    Video Super Bowl TV Commercials are Super Business for Advertisers

    The Super Bowl, the championship clash between the two top teams in American Football, is the most-watched sporting event of the year, and advertisers are lining up and paying big bucks to get their commercials on the air. In fact, the TV commercials during the Super Bowl have become one of the most anticipated and popular features of the event. VOA's Brian Allen has a sneak peek of what you can expect to see when the big game goes to commercial break, and the real entertainment begins.
    Video

    Video In Philippines, Mixed Feelings About Greater US Military Presence

    In the Philippines, some who will be directly affected by a recent Supreme Court decision clearing the way for more United States troop visits are having mixed reactions.  The increased rotations come at a time when the Philippines is trying to build up its military in the face of growing maritime assertiveness from China.  From Bahile, Palawan on the coast of the South China Sea, Simone Orendain has this story.
    Video

    Video Microcephaly's Connection to Zika: Guilty Until Proven Innocent

    The Zika virus rarely causes problems for the people who get it, but it seems to be having a devastating impact on babies whose mothers are infected with Zika. VOA's Carol Pearson has more.
    Video

    Video Solar Innovation Provides Cheap, Clean Energy to Kenya Residents

    In Kenya, a company called M-Kopa Solar is providing clean energy to more than 300,000 homes across East Africa by allowing customers to "pay-as-you-go" via their cell phones. As Lenny Ruvaga reports from Kangemi, customers pay a small deposit for a solar unit and then pay less than a dollar a day to get clean energy to light up their homes or businesses.
    Video

    Video Stunning Artworks Attract Record Crowds, Thanks to Social Media

    A new exhibit at the oldest art museum in America is shattering attendance records. Thousands of visitors are lining up to see nine giant works of art that have gotten a much-deserved shot of viral marketing. The 150-year-old Smithsonian American Art Museum has never had a response quite like this. VOA's Julie Taboh reports.
    Video

    Video Apprenticeships Put Americans on Path Back to Work

    Trying to get more people into the U.S. workforce, the Obama administration last year announced $175 million in grants towards apprenticeship programs. VOA White House correspondent Aru Pande went inside one training center outside of Washington that has gained national recognition for helping put people on the path to employment.
    Video

    Video New Material May Reduce Concussion Effects

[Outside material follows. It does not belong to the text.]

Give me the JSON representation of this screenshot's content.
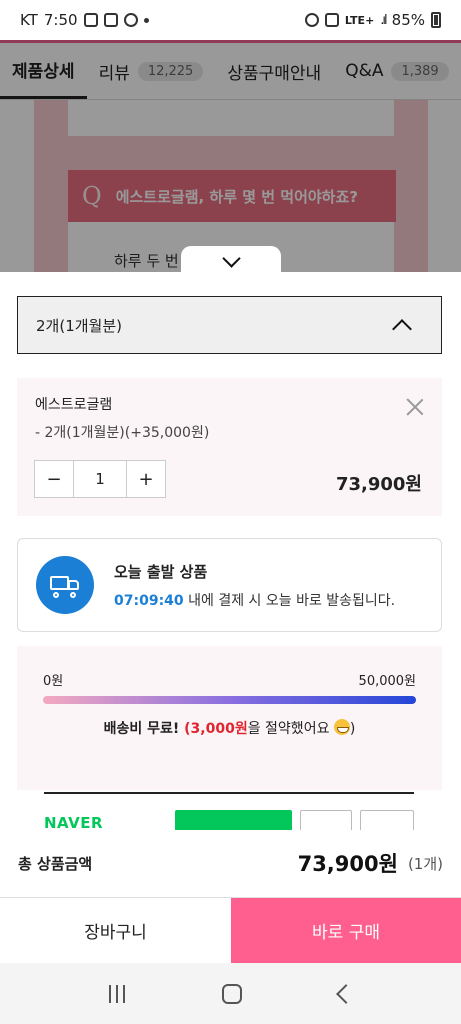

    As the 2016 National Football League season reaches its summit at the Super Bowl this coming Sunday (2/7), scientists are trying to learn how to more effectively protect football players from dangerous and damaging concussions. Researchers at Cardiff and Cambridge Universities say their origami-based material may solve the problem. VOA’s George Putic reports.
    Video

    Video Saudi Arabian Women's Sports Chip Away at Stereotypes

    Saudi Arabian female athletes say that sports are on the front line of busting traditions that quash women’s voices, both locally and internationally. In their hometown of Jeddah, a group of basketball players say that by connecting sports to health issues, they are encouraging women and girls to get out of their homes and participate in public life. VOA’s Heather Murdock reports.
    Video

    Video A Year Later, Fortunes Mixed for Syrians Forging New Lives in Berlin

    In April of last year, VOA followed the progress of six young Syrian refugees -- four brothers and their two friends -- as they made their way from Libya to Italy by boat, and eventually to Germany. Reporter Henry Ridgwell caught up with the refugees again in Berlin, as they struggle to forge new lives amid the turmoil of Europe's refugee crisis.
    Video

    Video Zika Virus May be Hard to Stop

    With the Zika virus spreading rapidly, the World Health Organization Monday declared Zika a global health emergency. As Alberto Pimienta reports, for many governments and experts, the worst is yet to come.